Keys 1-0 for opacity
Shift (1-0) for brush flow (note: if airbrush is on, it would control the opacity)
Google 'Visibone pallete' and check the pictures. You might like it (for Photoshop)
Pocket a small sketchbook and pencil.
It's like a diary, only with pictures.
Last edited by vardoburrito; March 24th, 2009 at 08:18 PM.
Dwardo -- Thank you so much for that! Geez that is a lot quicker hahaha thank you very much for your assistance.
Wow, haven;t updated in almost a week, which is almost a week too long. Haven't had much time, honestly, with classes and stuff, but I managed to churn this out earlier today. Using dwardo's tips, this went much faster. Still very messy. I swear I'll work on it one day. I kinda dig the extreme sketchiness, though, so what do you think? Anyways, just a quick ref sketch with some incredibly general and quick light values. Comment? Critique? Thank ya much.
Again haven't drawn near as much as possible, but I'm trying really hard to keep it going. Quick eye study and a cleaned up and slightly colored version of the sketch above. May actually go with this one, but who knows.
Okay, well, I've wasted too much time on this, and I don't even really like it, especially the face. Came out very blah. However, I did learn a lot about Photoshop, so I guess not all is lose.
Just a little dump because I'm bored but determined. Trying to get into environments, hence the rather horrible thumbnail. Is that a dog or a horse? I'm going to go with a really large dog for now.
I've been drawing quite a bit, but haven't uploaded anything in a while. I have only done on digital sketch since last time, everything else is on paper, and my scanner kind of acts up, so they will be up eventually maybe. Anyways, just a quick study and some eyes. I think I'm starting to understand them.

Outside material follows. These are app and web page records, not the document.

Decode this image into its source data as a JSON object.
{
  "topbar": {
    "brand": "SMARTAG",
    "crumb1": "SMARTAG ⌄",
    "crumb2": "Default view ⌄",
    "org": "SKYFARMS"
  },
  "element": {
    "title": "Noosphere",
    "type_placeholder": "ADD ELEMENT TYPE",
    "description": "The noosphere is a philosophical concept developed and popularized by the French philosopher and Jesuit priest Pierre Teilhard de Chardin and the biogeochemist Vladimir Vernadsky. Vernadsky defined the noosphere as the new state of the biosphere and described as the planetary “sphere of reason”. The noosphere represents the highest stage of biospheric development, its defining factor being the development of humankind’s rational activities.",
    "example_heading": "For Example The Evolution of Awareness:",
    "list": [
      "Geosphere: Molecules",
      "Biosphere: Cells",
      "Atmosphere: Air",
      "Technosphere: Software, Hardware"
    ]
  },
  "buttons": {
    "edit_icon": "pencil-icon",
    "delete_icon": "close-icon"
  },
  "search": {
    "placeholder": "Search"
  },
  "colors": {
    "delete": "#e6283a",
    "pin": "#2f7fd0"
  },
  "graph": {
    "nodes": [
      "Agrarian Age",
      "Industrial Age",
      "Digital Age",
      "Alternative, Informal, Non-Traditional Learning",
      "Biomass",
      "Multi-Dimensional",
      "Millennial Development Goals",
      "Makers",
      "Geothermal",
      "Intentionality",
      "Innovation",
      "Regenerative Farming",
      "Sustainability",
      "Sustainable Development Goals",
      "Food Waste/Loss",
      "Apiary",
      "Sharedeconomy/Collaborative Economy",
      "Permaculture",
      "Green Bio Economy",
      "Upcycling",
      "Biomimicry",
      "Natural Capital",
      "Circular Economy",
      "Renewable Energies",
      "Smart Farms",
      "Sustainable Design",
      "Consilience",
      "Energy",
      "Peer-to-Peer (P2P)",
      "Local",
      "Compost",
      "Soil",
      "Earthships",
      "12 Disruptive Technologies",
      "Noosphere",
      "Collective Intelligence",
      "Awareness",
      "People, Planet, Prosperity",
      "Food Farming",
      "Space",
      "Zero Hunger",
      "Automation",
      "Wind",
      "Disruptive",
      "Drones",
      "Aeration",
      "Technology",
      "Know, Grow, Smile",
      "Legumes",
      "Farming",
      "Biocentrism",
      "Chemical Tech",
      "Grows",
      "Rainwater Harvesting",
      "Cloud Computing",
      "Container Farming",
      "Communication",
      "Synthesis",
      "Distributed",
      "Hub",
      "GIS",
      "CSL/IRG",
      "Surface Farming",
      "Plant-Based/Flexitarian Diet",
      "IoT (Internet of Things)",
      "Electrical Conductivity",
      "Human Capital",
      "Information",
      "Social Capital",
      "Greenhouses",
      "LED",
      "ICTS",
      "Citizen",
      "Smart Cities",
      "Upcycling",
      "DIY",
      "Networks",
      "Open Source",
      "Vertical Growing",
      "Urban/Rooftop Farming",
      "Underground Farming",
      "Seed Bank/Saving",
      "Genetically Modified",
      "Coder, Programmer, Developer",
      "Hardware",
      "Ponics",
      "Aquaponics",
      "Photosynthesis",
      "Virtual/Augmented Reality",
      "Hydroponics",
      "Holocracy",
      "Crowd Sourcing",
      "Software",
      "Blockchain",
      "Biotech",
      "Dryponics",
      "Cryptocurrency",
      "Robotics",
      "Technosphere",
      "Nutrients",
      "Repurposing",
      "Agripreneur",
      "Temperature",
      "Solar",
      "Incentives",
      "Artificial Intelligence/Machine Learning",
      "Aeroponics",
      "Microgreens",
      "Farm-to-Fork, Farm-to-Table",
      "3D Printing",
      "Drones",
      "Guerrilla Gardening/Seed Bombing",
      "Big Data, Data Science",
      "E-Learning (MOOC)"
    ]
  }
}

Hey looking good so far, although with your sketchy lines and transparent shading your drawings look pretty timid. That will change the more you draw, I look back on my earlier drawings at the start of my sketchbook thread from several months ago and cringe at some of them. One thing that might help you is to turn off the opacity control on your tablet and try painting a figure using only two colors - black and white. No middle grays, no blending, just straight black and white shapes. Force yourself to get that contrast in there.
Also, try picking the darkest point of your drawing, and make sure that it's SUPER black. Don't be afraid to put in extreme darks or highlights, contrast is what makes drawings and paintings interesting (some may disagree, but I'll stand by that statement).
gmmc9987 - Thanks for the advice man. You have definitely been of help. Yeah, I've really been working on strengthening my lines, though I do a buch better job at it in traditional mediums. I tried a little bit of what you said in this update.
Speaking of updates, this is just a single piece I did early this morning before class. I also recently started to carry a small pad around with me everywhere and when I'm fighting off sleep in some of my more docile classes I'll look around and draw other students. I've found that it has already begun to help me greatly in my facial proportions and stuff. So, A+ for carrying around a pad and pencil all the time.
Haven't updated in a few days. I did this original drawing and lines about 4 months ago but just did the color yesterday. Seeing as it is my first real colored work, I decided to post it to get some feedback. The face is really bad and I need to redo it but I haven't decided if I really want to or not. So who knows.
Haha, I see I'm not the only one considering re-drawing a face.
Your skin tone looks pretty good, but I think you should re-consider what colors you're using for shadows and highlights. You shouldn't use black and white for shadows and highlights. In natural lighting, most shadows are very deep blue, and highlights are yellow or orange. Try mixing some of those colors in, and that might help you out.
Keep it up! The contrast in that piece above you is great, try and keep that same amount of contrast in your color. If you change the color mode of your document to grayscale, you can see how much contrast you have.